jung in park, uci school of nursing researcher

In this unprecedented pandemic, quickly and accurately triaging high-risk COVID-19 patients is crucial for emergency care providers.

However, a lack of time and resources makes this a challenge.

Assessing patients with the most critical risk for complications of the disease isn’t always straightforward or simple. Dozens of factors can come into play that can affect patient outcomes.

UCI School of Nursing faculty Jung In Park, PhD, RN, is part of a team that is working on an innovative solution: a Vulnerability Scoring System (VSS).

Thanks to a research database of thousands of patients across the UC healthcare systems who have tested for COVID-19, triaging future patients may soon become easier, faster and more accurate.

Vulnerability scoring tool based on patient data

The team is currently using prospectively acquired demographic, clinical, laboratory and radiologic data obtained from UCI Medical Center, to develop a predictive tool for COVID-19 patients using deep learning approach.

The team is planning to validate this tool using the COVID database from the UC healthcare system.

Park and the team will eventually use this valuable information to build a Vulnerability Scoring System (VSS), a web-based tool that will help clinicians quickly assess patients and determine who needs critical care soonest.

COVID treatment depends on many factors

The application, when live, will update in real-time as new data comes in.

There are more than 70 factors that come into play when determining how to treat a COVID-19 patient, including:

  • Chest X-ray data
  • Family history
  • Medical history
  • Comorbidities, such as diabetes or cancer
  • Lab tests

“It’s hard for clinicians on the front lines to sift through all that information to determine which patient has the priority,” Park says.

A proactive effort to avert tragedy

With the outbreak expected to persist, this project is part of a proactive effort to provide a more accurate, effective decision-support tool in real-time for COVID-19 patient care, Park says.

“We have witnessed tragedies in this country.

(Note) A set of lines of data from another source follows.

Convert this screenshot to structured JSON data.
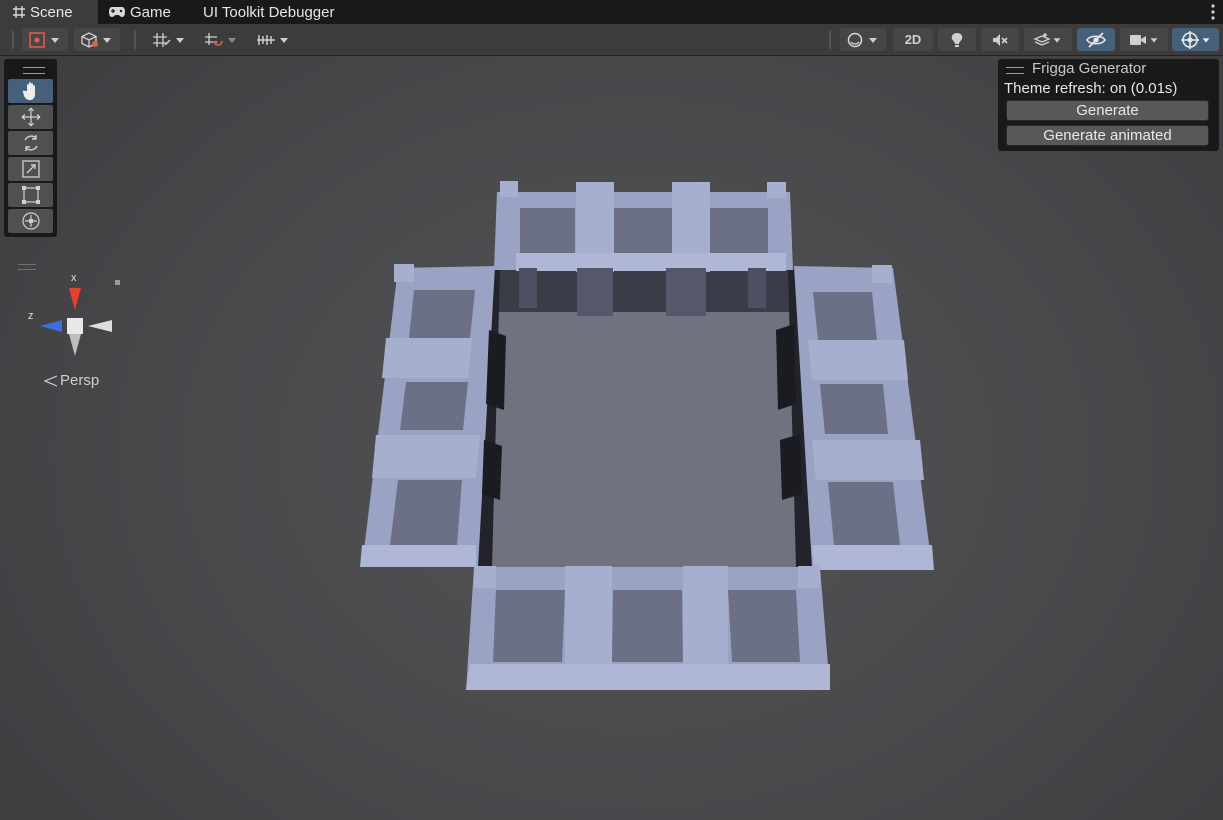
{
  "tabs": [
    {
      "label": "Scene",
      "icon": "scene-grid-icon",
      "active": true
    },
    {
      "label": "Game",
      "icon": "gamepad-icon",
      "active": false
    },
    {
      "label": "UI Toolkit Debugger",
      "active": false
    }
  ],
  "toolbar": {
    "toggle_2d_label": "2D"
  },
  "tools": [
    {
      "name": "hand-tool",
      "icon": "hand-icon",
      "active": true
    },
    {
      "name": "move-tool",
      "icon": "move-arrows-icon",
      "active": false
    },
    {
      "name": "rotate-tool",
      "icon": "rotate-icon",
      "active": false
    },
    {
      "name": "scale-tool",
      "icon": "scale-icon",
      "active": false
    },
    {
      "name": "rect-tool",
      "icon": "rect-transform-icon",
      "active": false
    },
    {
      "name": "transform-tool",
      "icon": "transform-icon",
      "active": false
    }
  ],
  "gizmo": {
    "x_label": "x",
    "z_label": "z",
    "projection_label": "Persp"
  },
  "overlay": {
    "title": "Frigga Generator",
    "theme_refresh": "Theme refresh: on (0.01s)",
    "generate_label": "Generate",
    "generate_animated_label": "Generate animated"
  },
  "colors": {
    "accent": "#46607c",
    "x_axis": "#e5412e",
    "z_axis": "#3b6fe0",
    "walls": "#9aa3c4",
    "floor": "#70727f"
  }
}
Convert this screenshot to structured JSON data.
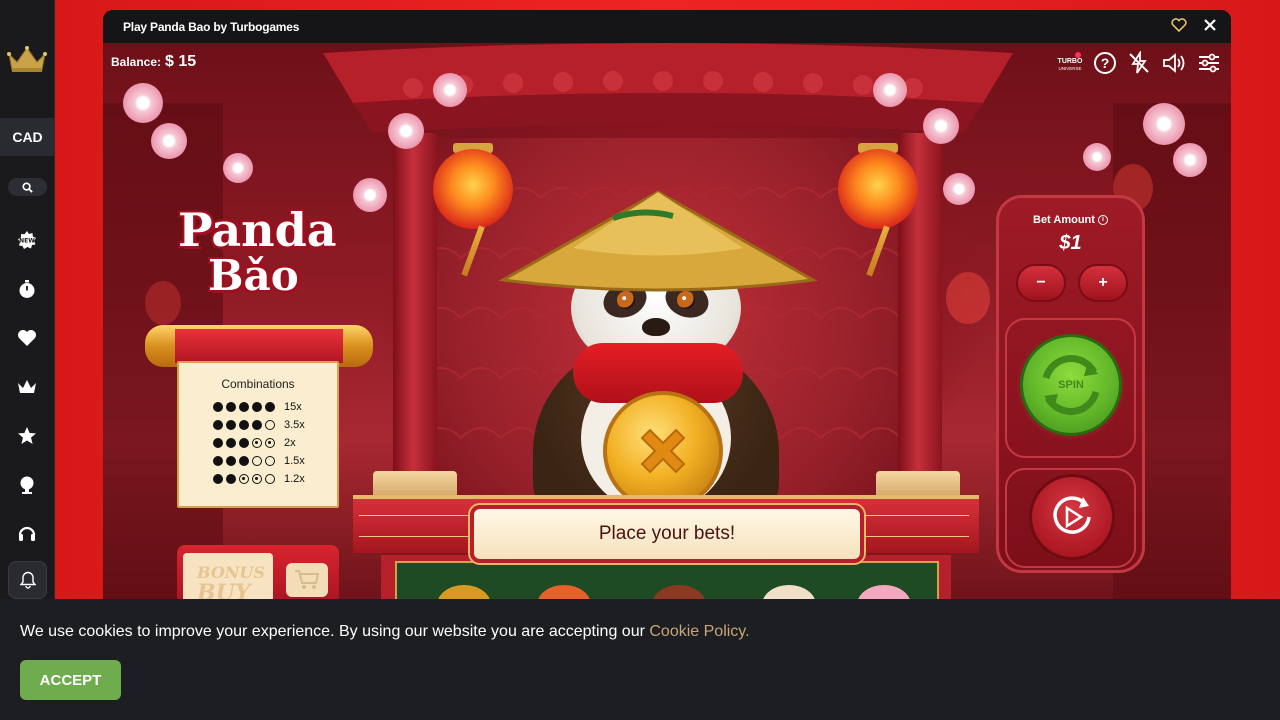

We need to be better prepared for our patients and for a second wave of COVID-19.”

A huge collaboration

Park and her colleagues are in phase one of their project. During this period, they are developing and validating the VSS using deep learning.

In the second phase, Park will use the data to develop the application.

The project is a massive collaboration involving pathology, radiology, nursing and informatics, regulatory affairs, public health, biological sciences, medicine and computer sciences.

After validating the VSS, the team wants to launch the application as soon as possible.